Your assignment — Work through the data line by line, gathering every line that has the word "published".

Data under study —
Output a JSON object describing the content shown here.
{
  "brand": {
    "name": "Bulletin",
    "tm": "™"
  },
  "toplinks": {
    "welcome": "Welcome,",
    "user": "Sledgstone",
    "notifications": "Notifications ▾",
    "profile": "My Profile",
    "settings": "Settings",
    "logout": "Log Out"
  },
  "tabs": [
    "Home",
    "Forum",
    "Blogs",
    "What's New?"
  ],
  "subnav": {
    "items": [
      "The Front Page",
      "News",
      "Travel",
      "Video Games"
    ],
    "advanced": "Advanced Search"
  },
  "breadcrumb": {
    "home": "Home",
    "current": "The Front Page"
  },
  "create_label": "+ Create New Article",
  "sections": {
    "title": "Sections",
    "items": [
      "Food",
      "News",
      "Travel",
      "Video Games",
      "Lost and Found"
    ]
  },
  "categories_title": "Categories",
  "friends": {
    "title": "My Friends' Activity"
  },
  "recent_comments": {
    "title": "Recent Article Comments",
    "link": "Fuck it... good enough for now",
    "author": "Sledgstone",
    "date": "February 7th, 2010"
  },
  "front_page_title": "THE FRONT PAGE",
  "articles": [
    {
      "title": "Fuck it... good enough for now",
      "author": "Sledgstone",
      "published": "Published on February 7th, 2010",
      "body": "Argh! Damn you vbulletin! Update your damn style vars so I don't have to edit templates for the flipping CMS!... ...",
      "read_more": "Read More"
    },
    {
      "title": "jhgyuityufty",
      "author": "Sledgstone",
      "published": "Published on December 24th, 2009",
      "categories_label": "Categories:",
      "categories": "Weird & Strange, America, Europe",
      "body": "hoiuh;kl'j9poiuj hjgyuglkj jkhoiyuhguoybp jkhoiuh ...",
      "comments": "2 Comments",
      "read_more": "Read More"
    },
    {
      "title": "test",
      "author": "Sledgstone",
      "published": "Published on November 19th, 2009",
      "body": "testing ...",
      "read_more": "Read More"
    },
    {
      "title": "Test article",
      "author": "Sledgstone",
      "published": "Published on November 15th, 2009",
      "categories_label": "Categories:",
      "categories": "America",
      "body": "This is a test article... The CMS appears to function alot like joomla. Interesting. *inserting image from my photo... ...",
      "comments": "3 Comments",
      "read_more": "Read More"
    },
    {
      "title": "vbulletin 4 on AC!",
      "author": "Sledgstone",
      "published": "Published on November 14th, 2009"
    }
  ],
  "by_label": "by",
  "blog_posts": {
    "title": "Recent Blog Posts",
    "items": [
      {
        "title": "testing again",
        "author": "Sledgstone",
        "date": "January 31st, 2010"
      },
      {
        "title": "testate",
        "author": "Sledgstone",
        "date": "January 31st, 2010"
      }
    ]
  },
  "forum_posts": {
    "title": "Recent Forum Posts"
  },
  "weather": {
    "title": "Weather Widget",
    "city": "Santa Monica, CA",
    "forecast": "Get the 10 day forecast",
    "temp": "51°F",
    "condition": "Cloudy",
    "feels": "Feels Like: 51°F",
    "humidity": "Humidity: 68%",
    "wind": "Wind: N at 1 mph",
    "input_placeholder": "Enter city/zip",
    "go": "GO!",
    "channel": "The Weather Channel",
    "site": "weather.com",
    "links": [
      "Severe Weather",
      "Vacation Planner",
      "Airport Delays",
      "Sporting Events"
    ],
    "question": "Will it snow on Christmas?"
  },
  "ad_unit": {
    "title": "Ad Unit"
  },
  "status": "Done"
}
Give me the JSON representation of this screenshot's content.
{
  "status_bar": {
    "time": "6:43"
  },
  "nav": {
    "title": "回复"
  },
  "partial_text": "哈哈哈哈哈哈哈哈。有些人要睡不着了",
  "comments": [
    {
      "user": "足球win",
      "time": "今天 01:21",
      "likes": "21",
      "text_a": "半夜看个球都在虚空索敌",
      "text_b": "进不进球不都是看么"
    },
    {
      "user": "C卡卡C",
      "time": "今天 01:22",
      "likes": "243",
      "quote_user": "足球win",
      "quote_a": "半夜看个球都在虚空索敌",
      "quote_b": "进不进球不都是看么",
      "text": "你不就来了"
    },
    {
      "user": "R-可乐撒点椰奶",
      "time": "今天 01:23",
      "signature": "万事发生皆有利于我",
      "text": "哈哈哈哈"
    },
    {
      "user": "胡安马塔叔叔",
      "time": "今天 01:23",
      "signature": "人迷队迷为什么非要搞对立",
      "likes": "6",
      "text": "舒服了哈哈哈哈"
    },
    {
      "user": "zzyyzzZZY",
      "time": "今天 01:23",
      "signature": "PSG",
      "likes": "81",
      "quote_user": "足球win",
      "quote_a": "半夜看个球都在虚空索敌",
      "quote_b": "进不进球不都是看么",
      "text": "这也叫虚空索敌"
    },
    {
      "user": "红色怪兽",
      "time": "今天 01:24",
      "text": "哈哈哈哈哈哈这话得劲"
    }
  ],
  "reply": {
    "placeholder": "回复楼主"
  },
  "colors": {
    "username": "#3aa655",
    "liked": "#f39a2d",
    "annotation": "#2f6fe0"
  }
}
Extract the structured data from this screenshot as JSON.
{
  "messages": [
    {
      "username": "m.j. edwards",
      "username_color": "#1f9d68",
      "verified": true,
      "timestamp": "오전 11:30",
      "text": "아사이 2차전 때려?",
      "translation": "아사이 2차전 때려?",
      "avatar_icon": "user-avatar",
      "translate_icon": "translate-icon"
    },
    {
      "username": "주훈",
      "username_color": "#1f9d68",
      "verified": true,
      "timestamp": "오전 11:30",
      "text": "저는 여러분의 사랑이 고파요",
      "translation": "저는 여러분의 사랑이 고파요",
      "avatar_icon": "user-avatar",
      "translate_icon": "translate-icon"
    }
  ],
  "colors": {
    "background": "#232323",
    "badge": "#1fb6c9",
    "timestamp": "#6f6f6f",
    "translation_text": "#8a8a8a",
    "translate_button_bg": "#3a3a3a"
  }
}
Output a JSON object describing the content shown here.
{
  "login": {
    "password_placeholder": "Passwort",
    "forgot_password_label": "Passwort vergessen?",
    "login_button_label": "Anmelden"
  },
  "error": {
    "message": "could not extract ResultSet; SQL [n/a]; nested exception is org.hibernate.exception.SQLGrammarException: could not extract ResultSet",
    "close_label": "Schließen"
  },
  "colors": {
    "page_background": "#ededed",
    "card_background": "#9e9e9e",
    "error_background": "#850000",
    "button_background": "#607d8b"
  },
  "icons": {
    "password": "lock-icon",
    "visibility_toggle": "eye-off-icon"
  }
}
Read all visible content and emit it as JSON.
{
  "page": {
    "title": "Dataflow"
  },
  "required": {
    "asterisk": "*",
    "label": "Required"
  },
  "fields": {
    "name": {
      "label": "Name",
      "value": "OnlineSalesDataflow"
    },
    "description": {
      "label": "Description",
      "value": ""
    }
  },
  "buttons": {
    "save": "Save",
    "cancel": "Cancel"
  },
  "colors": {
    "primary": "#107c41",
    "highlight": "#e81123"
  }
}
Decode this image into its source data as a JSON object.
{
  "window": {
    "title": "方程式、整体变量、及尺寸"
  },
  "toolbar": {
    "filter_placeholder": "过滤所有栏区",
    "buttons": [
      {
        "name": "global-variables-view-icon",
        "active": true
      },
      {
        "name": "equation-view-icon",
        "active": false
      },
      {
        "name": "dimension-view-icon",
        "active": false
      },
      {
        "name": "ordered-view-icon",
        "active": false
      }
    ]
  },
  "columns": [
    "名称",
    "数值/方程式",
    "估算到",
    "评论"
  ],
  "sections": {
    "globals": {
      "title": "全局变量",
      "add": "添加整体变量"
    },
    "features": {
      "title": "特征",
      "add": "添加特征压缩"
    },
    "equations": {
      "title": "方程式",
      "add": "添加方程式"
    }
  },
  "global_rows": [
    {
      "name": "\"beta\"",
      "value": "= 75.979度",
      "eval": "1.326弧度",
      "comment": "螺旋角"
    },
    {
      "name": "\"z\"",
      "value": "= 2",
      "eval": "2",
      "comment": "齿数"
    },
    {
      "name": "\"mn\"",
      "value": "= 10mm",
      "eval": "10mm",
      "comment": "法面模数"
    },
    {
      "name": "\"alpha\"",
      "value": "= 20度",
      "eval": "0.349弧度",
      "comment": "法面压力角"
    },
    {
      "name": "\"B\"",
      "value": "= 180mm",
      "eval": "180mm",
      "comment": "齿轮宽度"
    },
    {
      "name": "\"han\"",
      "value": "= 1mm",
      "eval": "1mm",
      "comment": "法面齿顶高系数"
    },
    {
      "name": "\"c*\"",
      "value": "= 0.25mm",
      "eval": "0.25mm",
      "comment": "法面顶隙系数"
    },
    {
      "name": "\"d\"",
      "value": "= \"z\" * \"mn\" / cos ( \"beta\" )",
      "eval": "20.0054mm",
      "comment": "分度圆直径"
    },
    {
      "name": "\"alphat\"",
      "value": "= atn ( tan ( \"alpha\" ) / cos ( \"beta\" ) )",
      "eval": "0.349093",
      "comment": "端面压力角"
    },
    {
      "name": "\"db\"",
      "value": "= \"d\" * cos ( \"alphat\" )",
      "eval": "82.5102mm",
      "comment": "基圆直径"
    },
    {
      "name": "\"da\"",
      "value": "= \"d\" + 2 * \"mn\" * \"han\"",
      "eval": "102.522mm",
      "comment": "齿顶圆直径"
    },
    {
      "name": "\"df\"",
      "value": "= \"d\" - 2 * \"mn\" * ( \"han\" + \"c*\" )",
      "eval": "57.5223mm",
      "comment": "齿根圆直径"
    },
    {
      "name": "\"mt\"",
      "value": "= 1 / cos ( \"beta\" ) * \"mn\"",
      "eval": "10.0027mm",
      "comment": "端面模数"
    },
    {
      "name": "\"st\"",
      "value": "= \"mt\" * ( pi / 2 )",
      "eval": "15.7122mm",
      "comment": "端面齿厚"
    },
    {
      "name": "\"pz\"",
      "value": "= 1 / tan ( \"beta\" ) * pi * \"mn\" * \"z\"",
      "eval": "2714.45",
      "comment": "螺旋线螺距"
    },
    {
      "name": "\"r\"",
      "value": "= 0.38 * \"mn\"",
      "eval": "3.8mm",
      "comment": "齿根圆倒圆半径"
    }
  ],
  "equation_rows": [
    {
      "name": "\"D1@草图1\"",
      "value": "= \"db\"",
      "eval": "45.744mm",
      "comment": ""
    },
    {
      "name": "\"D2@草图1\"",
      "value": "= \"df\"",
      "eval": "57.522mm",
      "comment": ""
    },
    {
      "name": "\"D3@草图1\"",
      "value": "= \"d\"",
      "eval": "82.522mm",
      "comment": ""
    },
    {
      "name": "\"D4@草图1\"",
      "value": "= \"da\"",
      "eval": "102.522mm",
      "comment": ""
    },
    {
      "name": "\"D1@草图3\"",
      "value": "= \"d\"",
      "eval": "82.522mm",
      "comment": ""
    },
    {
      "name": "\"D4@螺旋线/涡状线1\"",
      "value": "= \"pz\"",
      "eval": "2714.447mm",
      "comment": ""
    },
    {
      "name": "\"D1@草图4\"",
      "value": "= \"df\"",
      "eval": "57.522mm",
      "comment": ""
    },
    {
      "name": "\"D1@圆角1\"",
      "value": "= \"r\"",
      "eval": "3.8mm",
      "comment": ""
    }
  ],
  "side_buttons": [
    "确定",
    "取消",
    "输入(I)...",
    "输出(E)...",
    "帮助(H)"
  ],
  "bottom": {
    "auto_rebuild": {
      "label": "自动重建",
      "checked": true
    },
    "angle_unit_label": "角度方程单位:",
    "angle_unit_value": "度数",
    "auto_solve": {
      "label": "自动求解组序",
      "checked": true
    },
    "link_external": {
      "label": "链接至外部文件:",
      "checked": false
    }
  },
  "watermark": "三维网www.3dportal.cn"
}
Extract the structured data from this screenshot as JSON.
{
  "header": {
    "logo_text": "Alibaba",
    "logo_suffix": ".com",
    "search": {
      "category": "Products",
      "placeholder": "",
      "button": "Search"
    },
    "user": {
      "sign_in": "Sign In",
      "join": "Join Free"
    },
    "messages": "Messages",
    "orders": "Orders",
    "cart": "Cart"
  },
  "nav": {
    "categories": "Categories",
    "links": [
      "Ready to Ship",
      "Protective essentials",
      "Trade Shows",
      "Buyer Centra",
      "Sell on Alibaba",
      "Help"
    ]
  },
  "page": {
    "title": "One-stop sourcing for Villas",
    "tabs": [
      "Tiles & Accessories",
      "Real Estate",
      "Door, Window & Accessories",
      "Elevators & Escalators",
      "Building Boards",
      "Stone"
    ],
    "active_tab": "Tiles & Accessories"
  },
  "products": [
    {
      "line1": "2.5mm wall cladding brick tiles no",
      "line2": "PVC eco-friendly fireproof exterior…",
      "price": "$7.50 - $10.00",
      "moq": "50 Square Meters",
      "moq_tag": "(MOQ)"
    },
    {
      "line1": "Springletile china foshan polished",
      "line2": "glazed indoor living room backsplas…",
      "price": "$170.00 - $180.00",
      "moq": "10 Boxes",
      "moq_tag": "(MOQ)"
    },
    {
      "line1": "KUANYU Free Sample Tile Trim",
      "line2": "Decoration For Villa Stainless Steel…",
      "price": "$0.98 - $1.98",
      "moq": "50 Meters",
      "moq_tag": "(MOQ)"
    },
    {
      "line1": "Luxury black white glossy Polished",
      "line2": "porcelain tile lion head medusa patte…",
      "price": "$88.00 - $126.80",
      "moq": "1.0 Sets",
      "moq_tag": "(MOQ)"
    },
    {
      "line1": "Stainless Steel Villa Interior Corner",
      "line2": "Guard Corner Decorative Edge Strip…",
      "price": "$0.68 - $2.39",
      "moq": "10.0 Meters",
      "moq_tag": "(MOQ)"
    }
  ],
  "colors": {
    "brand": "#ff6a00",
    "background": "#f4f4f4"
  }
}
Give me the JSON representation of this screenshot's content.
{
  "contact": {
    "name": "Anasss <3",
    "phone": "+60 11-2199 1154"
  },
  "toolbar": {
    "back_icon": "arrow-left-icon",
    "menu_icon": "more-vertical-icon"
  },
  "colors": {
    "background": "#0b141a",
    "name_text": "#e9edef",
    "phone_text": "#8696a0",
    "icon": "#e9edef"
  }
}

Task result —
      "published": "Published on February 7th, 2010",
      "published": "Published on December 24th, 2009",
      "published": "Published on November 19th, 2009",
      "published": "Published on November 15th, 2009",
      "published": "Published on November 14th, 2009"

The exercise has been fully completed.